23 To him succeeded AURELIUS ALEXANDER, a very young man, who was named Caesar by the army, and Augustus by the senate. Having undertaken a war with the Persians, he defeated their king Xerxes with great glory. He enforced military discipline with much severity, and disbanded whole legions that raised a disturbance. He had for his adviser, or secretary of state, Ulpian, the compiler of the law. He was also in great favour at Rome. He lost his life in Gaul, in a tumult of the soldiery, in the thirteenth year and eighth day of his reign. He testified great affection for his mother Mammaea.
1 Se civilissimum praebuit.] Civilis, applied to a person, properly signifies that he "behaves as a citizen ought to behave towards his fellow citizens," and may often be rendered "polite, affable, courteous." Civilitas has two senses; one derived from this sense of civilis, and the other "the art of governing, or directing affairs in a civitas, or free state." Both these words occur frequently in Eutropius; I have endeavoured always to give them that sense which the passages where they are found seemed to require.
2 A town on the Baetis or Guadalquivir, not far from Seville. It was also the birth-place of Hadrian.
3 So Tzschucke writes the word. As it was a later name of Media, it should rather, it would appear, be written Medena, as Cellarius gives it in his edition of Sextus Rufus, c. 16.
4 Gratia salutandi.] "For the sake of saluting or paying his respects to them."

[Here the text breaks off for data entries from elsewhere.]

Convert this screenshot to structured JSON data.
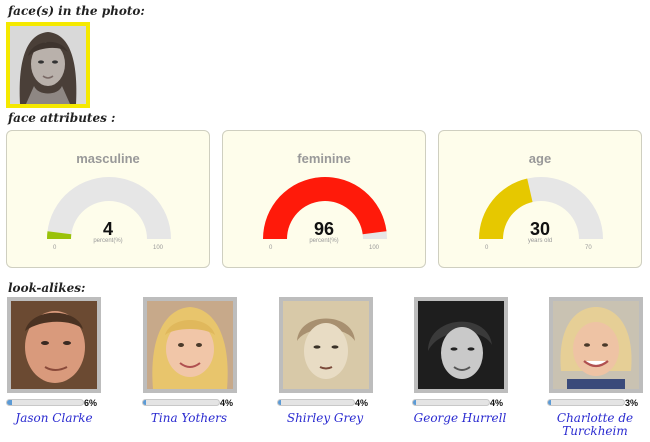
{
  "sections": {
    "faces_title": "face(s) in the photo:",
    "attributes_title": "face attributes :",
    "lookalikes_title": "look-alikes:"
  },
  "gauges": [
    {
      "title": "masculine",
      "value": "4",
      "unit": "percent(%)",
      "min": "0",
      "max": "100",
      "fraction": 0.04,
      "color": "#9ac20a"
    },
    {
      "title": "feminine",
      "value": "96",
      "unit": "percent(%)",
      "min": "0",
      "max": "100",
      "fraction": 0.96,
      "color": "#ff1a0a"
    },
    {
      "title": "age",
      "value": "30",
      "unit": "years old",
      "min": "0",
      "max": "70",
      "fraction": 0.4286,
      "color": "#e6c800"
    }
  ],
  "lookalikes": [
    {
      "name": "Jason Clarke",
      "pct": "6%",
      "fraction": 0.06
    },
    {
      "name": "Tina Yothers",
      "pct": "4%",
      "fraction": 0.04
    },
    {
      "name": "Shirley Grey",
      "pct": "4%",
      "fraction": 0.04
    },
    {
      "name": "George Hurrell",
      "pct": "4%",
      "fraction": 0.04
    },
    {
      "name": "Charlotte de Turckheim",
      "pct": "3%",
      "fraction": 0.03
    }
  ],
  "colors": {
    "face_border": "#f5e900",
    "gauge_track": "#e6e6e6",
    "name_link": "#2a2ad0",
    "bar_fill": "#5b9ad5"
  }
}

5 Domitia Paullina.Glareanus.
6 Boionius.] This name is supposed by Casaubon ad Capitolin. Vit. T. Anton. c. 3 and by Mad. Dacier ad Aurel. Vict. de Caes. c. 16, to be derived from Boionia Procilla, Titus Antoninus's grandmother, who had made him her heir.
7 Consecratus.] See note on vii. 13.
8 The Sallentines were a people of Calabria in Italy; the name of this king was Malennius, according to Capitolinus, Vit. M. Anton. c. 1.
9 Genere.] Both having been adopted by Antoninus Pius; see Capitolinus, Vit. Ant. P. c. 4. Hence Verus is called the brother of Marcus by Aurelius Victor de Caes. c. 16; by Jamblichus ap. Photium, p. 242; by Capitolinus Vit. Veri, c. 4 and 11; and by Orosius, vii. 15.Tzschucke.
10 The territory inhabited by the Veneti, in which both Concordia and Altinum were situate, distant from each other about thirty-one miles.
11 Casu morbi.] Glareanus interprets casu by eventu. Casus morbi seems to be much the same as the simple morbus, or morbus subitus. In c. 12 occurs casus pestilentiae.
12 Quantum nulla memoria fuit.] The same words are used by Capitolinus, c. 17. The meaning seems to be, that there had been no war with the Germans equally formidable.
13 See c. 10.
14 A town in Upper Pannonia, on the Danube, where Haimburg or Petronel now stands. See Mannert, T. iii. p. 740; also Cluverius and Cellarius.
15 The title of Caesar was now given to the person next in dignity to the emperor, and who was intended to succeed him.
16 Murrhina.] What substance murrha, was is unknown. It has been thought to be porcelain, but is now generally supposed to have been some kind of stone.
17 He wished, as Tzschucke observes, to have the month of August called Commodus, and that of September, Herculius. See Lamprid. Vit. Comm. c. 11.
18 The praetors had been accustomed to publish each his own edict, as to the method in which he intended to administer justice for his year. The edicts were of course often very different; but by this perpetual edict a uniform course of proceeding was laid down. See note on C. Nep. Life of Cato, c. 2.
19 Opus lavacri, quae Antoninianae appellantur.] The change of gender and number, as Tzschucke observes, makes the reader suspect that something must be wrong. Cellarius supplies thermae.
20 More frequently written Osrhoene.
21 A Syrophoenician deity at Emesa; hence he himself was called Heliogabalus. He was made emperor through the artifices of his grandmother, Julia Moesa, who pretended that he was the son of Caracalla.